[Collected data entries]
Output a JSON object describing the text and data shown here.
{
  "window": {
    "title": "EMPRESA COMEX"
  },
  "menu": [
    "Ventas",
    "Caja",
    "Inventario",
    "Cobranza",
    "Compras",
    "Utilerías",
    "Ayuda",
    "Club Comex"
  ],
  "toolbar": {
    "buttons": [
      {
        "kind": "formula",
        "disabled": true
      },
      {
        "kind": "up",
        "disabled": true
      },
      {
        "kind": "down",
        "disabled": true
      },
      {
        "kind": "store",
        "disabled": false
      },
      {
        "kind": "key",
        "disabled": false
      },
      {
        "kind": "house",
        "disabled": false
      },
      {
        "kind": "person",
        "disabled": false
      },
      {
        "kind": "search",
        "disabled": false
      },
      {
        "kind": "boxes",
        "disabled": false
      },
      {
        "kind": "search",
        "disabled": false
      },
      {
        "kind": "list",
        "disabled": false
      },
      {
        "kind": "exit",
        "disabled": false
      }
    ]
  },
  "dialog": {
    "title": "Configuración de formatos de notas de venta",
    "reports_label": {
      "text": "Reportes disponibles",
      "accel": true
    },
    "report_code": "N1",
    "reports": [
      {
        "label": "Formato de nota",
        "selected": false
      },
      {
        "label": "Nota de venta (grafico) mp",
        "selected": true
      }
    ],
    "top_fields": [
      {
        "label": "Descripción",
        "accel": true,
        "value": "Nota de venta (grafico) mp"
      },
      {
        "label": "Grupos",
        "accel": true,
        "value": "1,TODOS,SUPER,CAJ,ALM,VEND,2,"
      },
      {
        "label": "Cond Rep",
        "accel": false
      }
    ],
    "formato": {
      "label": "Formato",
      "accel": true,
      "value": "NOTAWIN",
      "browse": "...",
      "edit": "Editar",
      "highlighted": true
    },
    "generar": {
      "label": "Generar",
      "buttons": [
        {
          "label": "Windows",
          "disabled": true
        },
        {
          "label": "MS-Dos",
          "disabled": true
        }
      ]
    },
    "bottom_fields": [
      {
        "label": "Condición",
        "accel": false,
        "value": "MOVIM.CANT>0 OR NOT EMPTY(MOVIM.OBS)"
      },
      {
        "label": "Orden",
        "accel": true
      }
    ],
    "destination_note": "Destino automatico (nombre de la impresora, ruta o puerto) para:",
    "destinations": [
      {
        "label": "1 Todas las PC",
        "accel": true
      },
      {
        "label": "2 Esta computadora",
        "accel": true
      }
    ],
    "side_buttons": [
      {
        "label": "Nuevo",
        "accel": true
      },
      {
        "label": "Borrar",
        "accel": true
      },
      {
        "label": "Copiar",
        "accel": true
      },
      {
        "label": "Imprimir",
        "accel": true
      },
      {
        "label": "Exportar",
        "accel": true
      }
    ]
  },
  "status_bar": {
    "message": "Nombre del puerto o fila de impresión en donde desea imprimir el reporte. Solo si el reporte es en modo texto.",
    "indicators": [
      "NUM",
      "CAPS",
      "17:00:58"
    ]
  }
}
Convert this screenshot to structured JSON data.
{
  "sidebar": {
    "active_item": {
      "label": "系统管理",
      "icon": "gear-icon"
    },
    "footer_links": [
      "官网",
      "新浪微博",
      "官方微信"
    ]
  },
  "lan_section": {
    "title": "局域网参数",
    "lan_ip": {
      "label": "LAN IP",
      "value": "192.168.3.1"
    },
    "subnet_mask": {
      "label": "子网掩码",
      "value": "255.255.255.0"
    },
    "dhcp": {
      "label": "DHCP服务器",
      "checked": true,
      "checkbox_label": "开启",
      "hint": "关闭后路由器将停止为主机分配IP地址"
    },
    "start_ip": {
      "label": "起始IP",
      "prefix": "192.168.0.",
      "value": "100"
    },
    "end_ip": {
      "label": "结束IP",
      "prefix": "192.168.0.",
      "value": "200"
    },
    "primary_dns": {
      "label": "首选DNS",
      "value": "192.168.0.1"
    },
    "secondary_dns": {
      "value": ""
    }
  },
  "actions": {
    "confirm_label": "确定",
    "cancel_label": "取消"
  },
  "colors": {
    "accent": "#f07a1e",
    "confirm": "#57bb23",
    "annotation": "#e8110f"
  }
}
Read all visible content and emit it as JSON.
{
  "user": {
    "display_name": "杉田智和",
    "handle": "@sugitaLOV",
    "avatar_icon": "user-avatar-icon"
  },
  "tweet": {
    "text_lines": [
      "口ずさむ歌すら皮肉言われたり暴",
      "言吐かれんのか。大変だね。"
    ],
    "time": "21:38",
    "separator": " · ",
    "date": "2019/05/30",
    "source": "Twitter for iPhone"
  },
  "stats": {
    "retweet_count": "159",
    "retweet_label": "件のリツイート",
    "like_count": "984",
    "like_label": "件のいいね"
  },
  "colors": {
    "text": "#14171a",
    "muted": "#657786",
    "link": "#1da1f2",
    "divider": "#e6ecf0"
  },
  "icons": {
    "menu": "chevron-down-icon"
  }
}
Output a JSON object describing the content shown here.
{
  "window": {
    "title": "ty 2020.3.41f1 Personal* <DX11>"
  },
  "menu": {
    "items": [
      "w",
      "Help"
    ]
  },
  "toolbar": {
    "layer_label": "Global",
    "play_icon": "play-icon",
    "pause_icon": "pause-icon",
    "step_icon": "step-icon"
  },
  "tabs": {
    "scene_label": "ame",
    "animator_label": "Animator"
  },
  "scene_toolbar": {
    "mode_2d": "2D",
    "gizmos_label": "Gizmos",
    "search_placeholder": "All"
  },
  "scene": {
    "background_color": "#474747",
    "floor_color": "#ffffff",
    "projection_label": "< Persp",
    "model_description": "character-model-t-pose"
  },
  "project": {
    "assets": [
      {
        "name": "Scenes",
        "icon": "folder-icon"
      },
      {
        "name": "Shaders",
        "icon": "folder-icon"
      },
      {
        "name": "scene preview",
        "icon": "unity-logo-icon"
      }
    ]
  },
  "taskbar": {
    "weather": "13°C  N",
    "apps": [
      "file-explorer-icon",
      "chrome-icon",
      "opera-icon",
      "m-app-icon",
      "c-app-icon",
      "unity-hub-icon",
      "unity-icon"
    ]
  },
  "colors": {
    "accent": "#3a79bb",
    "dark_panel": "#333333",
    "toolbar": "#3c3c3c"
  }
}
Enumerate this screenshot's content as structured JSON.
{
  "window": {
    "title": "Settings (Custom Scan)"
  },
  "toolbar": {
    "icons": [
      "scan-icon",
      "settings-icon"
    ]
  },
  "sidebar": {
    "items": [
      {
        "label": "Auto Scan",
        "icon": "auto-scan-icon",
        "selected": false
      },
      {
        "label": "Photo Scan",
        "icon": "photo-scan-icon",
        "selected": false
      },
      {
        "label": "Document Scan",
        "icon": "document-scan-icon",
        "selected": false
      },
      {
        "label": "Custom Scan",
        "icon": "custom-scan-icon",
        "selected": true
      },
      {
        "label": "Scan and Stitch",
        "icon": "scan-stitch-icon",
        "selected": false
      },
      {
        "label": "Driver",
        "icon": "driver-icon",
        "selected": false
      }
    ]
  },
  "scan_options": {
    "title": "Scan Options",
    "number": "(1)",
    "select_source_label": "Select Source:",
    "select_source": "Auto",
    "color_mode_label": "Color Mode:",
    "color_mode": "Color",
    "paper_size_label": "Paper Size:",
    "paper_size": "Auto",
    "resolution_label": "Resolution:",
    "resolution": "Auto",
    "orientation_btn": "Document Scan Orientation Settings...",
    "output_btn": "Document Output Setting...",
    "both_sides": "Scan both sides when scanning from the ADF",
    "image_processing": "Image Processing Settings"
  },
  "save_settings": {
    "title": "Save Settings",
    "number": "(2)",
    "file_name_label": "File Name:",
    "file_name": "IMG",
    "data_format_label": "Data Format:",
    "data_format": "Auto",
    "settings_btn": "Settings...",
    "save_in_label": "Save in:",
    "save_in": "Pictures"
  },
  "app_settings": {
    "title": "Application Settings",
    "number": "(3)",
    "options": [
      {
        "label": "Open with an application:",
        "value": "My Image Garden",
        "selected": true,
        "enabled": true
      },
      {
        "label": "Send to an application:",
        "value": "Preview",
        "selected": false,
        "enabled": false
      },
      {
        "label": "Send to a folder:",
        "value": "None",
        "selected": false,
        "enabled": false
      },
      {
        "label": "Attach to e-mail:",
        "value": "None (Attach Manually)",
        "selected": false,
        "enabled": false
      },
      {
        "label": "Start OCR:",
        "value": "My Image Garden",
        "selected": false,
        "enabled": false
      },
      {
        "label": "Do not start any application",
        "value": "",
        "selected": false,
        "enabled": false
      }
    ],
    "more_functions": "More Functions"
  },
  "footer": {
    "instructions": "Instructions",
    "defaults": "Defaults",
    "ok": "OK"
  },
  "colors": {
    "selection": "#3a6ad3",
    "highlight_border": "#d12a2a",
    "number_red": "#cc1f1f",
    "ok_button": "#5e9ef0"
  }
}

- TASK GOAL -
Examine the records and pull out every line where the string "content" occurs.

- OUTPUT OF THE TASK -
Read all visible content and emit it as JSON.
Output a JSON object describing the content shown here.
Enumerate this screenshot's content as structured JSON.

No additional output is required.